Required work: Find and copy the lines in the records beneath this task that contain the word "ruler".

[App and web page records]
============

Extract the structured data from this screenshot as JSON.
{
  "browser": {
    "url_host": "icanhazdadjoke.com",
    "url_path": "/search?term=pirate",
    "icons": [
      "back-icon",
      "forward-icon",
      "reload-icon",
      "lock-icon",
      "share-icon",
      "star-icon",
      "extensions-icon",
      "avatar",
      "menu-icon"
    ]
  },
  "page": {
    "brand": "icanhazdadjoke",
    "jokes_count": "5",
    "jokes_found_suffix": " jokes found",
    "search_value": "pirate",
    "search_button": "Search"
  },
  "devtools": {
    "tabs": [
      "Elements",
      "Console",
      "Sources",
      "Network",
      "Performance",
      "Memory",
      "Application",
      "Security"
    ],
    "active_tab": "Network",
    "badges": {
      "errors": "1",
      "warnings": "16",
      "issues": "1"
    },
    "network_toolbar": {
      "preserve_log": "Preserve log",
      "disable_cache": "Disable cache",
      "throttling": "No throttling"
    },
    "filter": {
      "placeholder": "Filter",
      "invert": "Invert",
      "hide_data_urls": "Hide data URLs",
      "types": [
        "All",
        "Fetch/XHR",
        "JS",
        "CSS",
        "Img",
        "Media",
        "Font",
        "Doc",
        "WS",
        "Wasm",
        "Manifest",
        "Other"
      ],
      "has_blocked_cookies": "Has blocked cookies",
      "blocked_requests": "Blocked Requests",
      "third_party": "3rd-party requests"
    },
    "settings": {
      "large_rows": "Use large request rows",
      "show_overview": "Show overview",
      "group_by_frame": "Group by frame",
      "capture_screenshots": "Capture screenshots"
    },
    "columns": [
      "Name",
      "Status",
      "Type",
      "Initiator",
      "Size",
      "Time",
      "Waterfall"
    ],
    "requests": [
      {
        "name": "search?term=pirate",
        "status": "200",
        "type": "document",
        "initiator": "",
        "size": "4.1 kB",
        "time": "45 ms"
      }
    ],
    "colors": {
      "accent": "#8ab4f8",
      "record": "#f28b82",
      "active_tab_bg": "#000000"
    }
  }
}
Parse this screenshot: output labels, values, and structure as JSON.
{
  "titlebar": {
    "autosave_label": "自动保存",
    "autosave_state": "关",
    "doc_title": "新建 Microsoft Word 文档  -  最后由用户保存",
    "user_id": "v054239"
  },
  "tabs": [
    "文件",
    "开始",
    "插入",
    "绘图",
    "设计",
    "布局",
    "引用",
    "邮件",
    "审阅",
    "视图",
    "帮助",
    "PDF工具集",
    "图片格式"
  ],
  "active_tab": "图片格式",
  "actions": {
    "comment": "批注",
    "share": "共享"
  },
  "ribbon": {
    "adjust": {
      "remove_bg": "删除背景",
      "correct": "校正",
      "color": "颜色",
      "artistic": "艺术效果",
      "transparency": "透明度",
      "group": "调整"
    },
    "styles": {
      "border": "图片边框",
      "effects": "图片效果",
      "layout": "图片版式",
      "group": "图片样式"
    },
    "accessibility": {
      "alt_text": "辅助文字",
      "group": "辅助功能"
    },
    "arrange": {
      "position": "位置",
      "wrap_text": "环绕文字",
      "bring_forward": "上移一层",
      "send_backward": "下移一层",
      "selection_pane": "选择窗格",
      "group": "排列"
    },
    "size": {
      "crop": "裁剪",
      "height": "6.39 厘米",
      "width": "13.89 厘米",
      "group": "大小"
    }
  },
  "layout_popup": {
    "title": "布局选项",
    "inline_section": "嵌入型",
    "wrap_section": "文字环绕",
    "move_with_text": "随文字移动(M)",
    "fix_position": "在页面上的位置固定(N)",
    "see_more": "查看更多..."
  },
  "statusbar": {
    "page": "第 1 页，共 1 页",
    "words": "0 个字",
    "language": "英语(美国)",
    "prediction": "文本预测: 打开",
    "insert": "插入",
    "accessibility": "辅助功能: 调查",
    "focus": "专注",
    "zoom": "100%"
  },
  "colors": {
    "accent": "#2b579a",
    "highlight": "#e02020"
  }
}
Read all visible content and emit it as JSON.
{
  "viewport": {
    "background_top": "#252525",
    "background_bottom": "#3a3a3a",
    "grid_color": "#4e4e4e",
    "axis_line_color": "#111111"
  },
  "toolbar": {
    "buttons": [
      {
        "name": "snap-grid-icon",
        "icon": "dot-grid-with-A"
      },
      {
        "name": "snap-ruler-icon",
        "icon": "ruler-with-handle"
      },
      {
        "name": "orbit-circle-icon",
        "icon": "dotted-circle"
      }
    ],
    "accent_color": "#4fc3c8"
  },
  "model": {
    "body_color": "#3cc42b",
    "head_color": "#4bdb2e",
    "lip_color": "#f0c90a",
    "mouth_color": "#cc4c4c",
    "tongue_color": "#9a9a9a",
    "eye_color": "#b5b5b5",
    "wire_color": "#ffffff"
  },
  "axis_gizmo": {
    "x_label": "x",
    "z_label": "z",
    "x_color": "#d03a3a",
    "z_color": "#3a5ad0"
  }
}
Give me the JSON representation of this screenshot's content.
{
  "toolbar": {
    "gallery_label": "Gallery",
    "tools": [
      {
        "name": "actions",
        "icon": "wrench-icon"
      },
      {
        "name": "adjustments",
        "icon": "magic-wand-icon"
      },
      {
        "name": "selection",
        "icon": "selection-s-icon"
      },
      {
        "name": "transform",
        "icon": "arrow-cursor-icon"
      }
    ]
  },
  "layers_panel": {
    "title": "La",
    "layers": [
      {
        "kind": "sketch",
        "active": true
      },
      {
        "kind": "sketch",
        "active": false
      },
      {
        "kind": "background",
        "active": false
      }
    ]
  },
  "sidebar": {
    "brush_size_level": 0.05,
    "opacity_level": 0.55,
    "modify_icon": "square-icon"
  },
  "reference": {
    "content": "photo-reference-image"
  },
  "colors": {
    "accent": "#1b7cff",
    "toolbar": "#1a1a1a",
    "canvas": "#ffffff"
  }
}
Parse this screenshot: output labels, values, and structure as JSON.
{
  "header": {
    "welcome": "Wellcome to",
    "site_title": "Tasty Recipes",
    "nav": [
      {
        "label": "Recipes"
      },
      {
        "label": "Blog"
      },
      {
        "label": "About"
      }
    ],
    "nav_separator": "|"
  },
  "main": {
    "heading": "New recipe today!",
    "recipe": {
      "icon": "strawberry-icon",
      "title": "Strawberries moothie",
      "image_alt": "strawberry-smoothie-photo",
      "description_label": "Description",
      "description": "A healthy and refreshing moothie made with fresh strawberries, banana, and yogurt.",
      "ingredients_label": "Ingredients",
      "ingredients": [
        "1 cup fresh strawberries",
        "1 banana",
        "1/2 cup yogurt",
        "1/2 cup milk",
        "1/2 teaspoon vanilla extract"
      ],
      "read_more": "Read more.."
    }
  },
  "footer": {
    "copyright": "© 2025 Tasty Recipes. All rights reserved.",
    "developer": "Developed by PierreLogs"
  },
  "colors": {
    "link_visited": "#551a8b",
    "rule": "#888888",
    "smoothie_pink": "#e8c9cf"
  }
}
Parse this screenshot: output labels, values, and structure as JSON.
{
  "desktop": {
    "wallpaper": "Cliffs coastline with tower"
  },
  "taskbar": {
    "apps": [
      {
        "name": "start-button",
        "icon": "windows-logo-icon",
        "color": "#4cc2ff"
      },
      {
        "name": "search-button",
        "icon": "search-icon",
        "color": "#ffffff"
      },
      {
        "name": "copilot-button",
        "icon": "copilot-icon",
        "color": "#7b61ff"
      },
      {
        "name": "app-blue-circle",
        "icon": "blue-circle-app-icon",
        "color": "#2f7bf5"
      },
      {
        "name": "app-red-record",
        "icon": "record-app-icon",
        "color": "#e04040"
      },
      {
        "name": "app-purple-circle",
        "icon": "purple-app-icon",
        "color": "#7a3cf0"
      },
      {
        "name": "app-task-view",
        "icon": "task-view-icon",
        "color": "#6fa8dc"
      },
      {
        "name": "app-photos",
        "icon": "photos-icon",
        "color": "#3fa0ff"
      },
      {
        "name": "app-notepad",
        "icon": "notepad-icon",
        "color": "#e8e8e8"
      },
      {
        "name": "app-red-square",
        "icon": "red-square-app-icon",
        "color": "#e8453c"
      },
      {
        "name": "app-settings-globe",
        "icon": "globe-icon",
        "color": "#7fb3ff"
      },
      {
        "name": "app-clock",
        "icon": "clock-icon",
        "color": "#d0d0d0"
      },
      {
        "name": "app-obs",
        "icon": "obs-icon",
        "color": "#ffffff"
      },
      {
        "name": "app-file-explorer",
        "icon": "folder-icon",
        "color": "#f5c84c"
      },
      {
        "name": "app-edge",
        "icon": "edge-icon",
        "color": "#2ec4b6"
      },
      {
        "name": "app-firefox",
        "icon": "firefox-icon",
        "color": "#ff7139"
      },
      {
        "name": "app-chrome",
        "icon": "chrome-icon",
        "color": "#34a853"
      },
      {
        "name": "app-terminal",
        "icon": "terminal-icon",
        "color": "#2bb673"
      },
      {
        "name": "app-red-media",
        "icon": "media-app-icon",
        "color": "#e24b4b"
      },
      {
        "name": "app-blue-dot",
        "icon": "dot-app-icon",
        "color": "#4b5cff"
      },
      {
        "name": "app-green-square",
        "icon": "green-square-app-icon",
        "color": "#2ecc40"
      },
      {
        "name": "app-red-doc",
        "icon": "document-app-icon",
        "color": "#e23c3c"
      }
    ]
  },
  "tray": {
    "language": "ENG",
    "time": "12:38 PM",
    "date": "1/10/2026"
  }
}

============

Task answer:
        "name": "snap-ruler-icon",
        "icon": "ruler-with-handle"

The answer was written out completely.